Complementary and alternative medicine is growing in popularity for children as it is consistently being proven “accepted” medical care is causing more harm than good. The safety and effectiveness of complementary and/or alternative medicine for children is of utmost importance.
Chiropractic care is the most popular form of complementary and alternative therapy sought for children by their parents.
According to Explore, a survey was published regarding the safety and effectiveness of pediatric chiropractic care among chiropractors and the children’s parents in a practice-based research network. The objective of the study to describe the practice of pediatric chiropractic care and evaluating safety and effectiveness. Chiropractors and parents of the children participated in the study who were received chiropractic care ranging from one to 12 visits.
The primary reason for chiropractic care of children was “wellness care.” For children with specific conditions, musculoskeletal conditions were the most common.
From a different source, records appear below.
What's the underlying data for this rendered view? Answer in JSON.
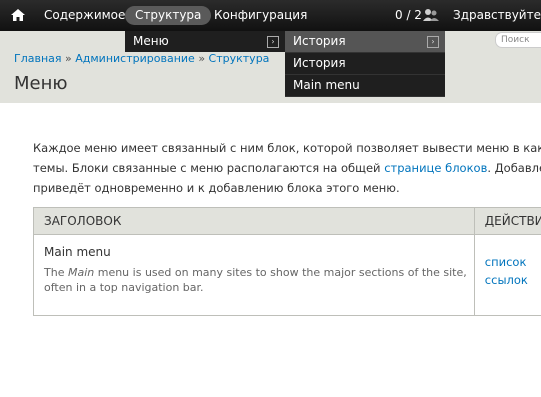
{
  "toolbar": {
    "home_icon": "home-icon",
    "items": [
      {
        "label": "Содержимое"
      },
      {
        "label": "Структура"
      },
      {
        "label": "Конфигурация"
      }
    ],
    "counter": "0 / 2",
    "users_icon": "users-icon",
    "greeting": "Здравствуйте, "
  },
  "dropdown_level1": {
    "item": "Меню"
  },
  "dropdown_level2": {
    "items": [
      {
        "label": "История"
      },
      {
        "label": "История"
      },
      {
        "label": "Main menu"
      }
    ]
  },
  "search": {
    "placeholder": "Поиск"
  },
  "breadcrumb": {
    "items": [
      "Главная",
      "Администрирование",
      "Структура"
    ],
    "separator": "»"
  },
  "page": {
    "title": "Меню"
  },
  "description": {
    "line1": "Каждое меню имеет связанный с ним блок, которой позволяет вывести меню в каком",
    "line2_before": "темы. Блоки связанные с меню располагаются на общей ",
    "line2_link": "странице блоков",
    "line2_after": ". Добавлен",
    "line3": "приведёт одновременно и к добавлению блока этого меню."
  },
  "table": {
    "headers": [
      "ЗАГОЛОВОК",
      "ДЕЙСТВИЯ"
    ],
    "rows": [
      {
        "name": "Main menu",
        "desc_before": "The ",
        "desc_em": "Main",
        "desc_after": " menu is used on many sites to show the major sections of the site, often in a top navigation bar.",
        "ops": [
          "список",
          "ссылок"
        ]
      }
    ]
  },
  "colors": {
    "toolbar_bg": "#1a1a1a",
    "header_bg": "#e1e2dc",
    "link": "#0074bd"
  }
}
The most common chiropractic techniques used in the study were diversified technique (common chiropractic techniques taught in chiropractic colleges that is associated with the “pops” heard with adjustments), The Gonstead technique (precise, specific care with instruments and assessment to determine where adjustment is needed), Thompson technique (chiropractic technique with the “drop table”), and activator method (a spring-loaded device that provides the adjustment).
Results from the study showed complications from treatment were NOT reported by chiropractors and parents. Regarding adverse events following treatment, chiropractors reported three events per 5,438 office visits. The parents reported two adverse events per 1,735 office visits following treatment. Both the chiropractors and parents reported a high rate of improvement with respect to the children’s presenting complaints, in addition to positive outcomes unrelated to the children’s initial clinical presentations.
If chiropractors AND parents are reporting improvement in symptoms from original complaints, shouldn’t we be educating our patients that sometimes medication is NOT the answer?
Reference: Explore (NY). 2009 Sep-Oct;5(5):290-5. doi: 10.1016/j.explore.2009.06.002.